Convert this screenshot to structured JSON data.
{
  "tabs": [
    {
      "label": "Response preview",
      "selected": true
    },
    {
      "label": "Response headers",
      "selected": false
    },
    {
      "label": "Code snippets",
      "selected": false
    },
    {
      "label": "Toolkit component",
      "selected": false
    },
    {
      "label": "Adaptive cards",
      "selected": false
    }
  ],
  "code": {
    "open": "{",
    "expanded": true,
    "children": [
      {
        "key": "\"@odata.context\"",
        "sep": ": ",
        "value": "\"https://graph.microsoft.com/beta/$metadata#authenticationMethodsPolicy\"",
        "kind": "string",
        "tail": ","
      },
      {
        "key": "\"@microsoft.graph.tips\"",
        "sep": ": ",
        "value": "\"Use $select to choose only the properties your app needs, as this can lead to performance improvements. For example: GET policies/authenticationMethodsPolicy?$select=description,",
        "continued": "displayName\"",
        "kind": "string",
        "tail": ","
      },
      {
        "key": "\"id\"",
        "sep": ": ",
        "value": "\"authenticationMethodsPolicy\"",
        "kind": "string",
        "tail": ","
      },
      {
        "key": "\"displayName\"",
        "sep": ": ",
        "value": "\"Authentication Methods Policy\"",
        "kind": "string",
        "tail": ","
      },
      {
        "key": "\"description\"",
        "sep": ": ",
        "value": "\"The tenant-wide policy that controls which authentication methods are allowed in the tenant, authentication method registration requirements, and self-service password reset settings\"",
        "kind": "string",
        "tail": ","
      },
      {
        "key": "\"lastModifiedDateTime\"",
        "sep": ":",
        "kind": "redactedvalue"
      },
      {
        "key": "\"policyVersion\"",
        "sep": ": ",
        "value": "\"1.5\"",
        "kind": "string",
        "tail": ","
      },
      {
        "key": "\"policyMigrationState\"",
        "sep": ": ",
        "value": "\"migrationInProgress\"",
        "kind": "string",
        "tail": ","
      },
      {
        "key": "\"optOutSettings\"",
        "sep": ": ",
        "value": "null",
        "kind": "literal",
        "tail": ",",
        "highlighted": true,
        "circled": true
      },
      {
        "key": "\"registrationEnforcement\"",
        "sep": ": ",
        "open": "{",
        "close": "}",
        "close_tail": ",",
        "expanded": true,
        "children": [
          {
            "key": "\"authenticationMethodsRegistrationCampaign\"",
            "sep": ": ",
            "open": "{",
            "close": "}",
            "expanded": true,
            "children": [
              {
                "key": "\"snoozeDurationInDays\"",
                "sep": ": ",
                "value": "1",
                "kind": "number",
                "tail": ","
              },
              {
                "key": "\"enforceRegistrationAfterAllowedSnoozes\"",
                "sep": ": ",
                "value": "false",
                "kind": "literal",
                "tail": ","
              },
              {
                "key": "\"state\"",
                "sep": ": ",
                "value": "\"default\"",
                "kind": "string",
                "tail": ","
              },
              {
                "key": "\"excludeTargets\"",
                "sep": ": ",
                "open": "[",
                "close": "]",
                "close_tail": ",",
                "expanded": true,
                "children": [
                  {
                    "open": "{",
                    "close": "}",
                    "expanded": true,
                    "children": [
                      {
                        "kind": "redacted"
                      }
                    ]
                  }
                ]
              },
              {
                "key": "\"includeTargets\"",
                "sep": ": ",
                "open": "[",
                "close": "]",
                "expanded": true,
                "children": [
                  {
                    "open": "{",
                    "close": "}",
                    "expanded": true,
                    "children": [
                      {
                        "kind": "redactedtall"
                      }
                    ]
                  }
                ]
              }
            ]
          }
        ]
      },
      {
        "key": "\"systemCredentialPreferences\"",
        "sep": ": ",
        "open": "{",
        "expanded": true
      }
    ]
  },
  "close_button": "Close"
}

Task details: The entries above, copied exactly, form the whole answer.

Answer to the problem:
Convert this screenshot to structured JSON data.
{
  "tabs": [
    {
      "label": "Response preview",
      "selected": true
    },
    {
      "label": "Response headers",
      "selected": false
    },
    {
      "label": "Code snippets",
      "selected": false
    },
    {
      "label": "Toolkit component",
      "selected": false
    },
    {
      "label": "Adaptive cards",
      "selected": false
    }
  ],
  "code": {
    "open": "{",
    "expanded": true,
    "children": [
      {
        "key": "\"@odata.context\"",
        "sep": ": ",
        "value": "\"https://graph.microsoft.com/beta/$metadata#authenticationMethodsPolicy\"",
        "kind": "string",
        "tail": ","
      },
      {
        "key": "\"@microsoft.graph.tips\"",
        "sep": ": ",
        "value": "\"Use $select to choose only the properties your app needs, as this can lead to performance improvements. For example: GET policies/authenticationMethodsPolicy?$select=description,",
        "continued": "displayName\"",
        "kind": "string",
        "tail": ","
      },
      {
        "key": "\"id\"",
        "sep": ": ",
        "value": "\"authenticationMethodsPolicy\"",
        "kind": "string",
        "tail": ","
      },
      {
        "key": "\"displayName\"",
        "sep": ": ",
        "value": "\"Authentication Methods Policy\"",
        "kind": "string",
        "tail": ","
      },
      {
        "key": "\"description\"",
        "sep": ": ",
        "value": "\"The tenant-wide policy that controls which authentication methods are allowed in the tenant, authentication method registration requirements, and self-service password reset settings\"",
        "kind": "string",
        "tail": ","
      },
      {
        "key": "\"lastModifiedDateTime\"",
        "sep": ":",
        "kind": "redactedvalue"
      },
      {
        "key": "\"policyVersion\"",
        "sep": ": ",
        "value": "\"1.5\"",
        "kind": "string",
        "tail": ","
      },
      {
        "key": "\"policyMigrationState\"",
        "sep": ": ",
        "value": "\"migrationInProgress\"",
        "kind": "string",
        "tail": ","
      },
      {
        "key": "\"optOutSettings\"",
        "sep": ": ",
        "value": "null",
        "kind": "literal",
        "tail": ",",
        "highlighted": true,
        "circled": true
      },
      {
        "key": "\"registrationEnforcement\"",
        "sep": ": ",
        "open": "{",
        "close": "}",
        "close_tail": ",",
        "expanded": true,
        "children": [
          {
            "key": "\"authenticationMethodsRegistrationCampaign\"",
            "sep": ": ",
            "open": "{",
            "close": "}",
            "expanded": true,
            "children": [
              {
                "key": "\"snoozeDurationInDays\"",
                "sep": ": ",
                "value": "1",
                "kind": "number",
                "tail": ","
              },
              {
                "key": "\"enforceRegistrationAfterAllowedSnoozes\"",
                "sep": ": ",
                "value": "false",
                "kind": "literal",
                "tail": ","
              },
              {
                "key": "\"state\"",
                "sep": ": ",
                "value": "\"default\"",
                "kind": "string",
                "tail": ","
              },
              {
                "key": "\"excludeTargets\"",
                "sep": ": ",
                "open": "[",
                "close": "]",
                "close_tail": ",",
                "expanded": true,
                "children": [
                  {
                    "open": "{",
                    "close": "}",
                    "expanded": true,
                    "children": [
                      {
                        "kind": "redacted"
                      }
                    ]
                  }
                ]
              },
              {
                "key": "\"includeTargets\"",
                "sep": ": ",
                "open": "[",
                "close": "]",
                "expanded": true,
                "children": [
                  {
                    "open": "{",
                    "close": "}",
                    "expanded": true,
                    "children": [
                      {
                        "kind": "redactedtall"
                      }
                    ]
                  }
                ]
              }
            ]
          }
        ]
      },
      {
        "key": "\"systemCredentialPreferences\"",
        "sep": ": ",
        "open": "{",
        "expanded": true
      }
    ]
  },
  "close_button": "Close"
}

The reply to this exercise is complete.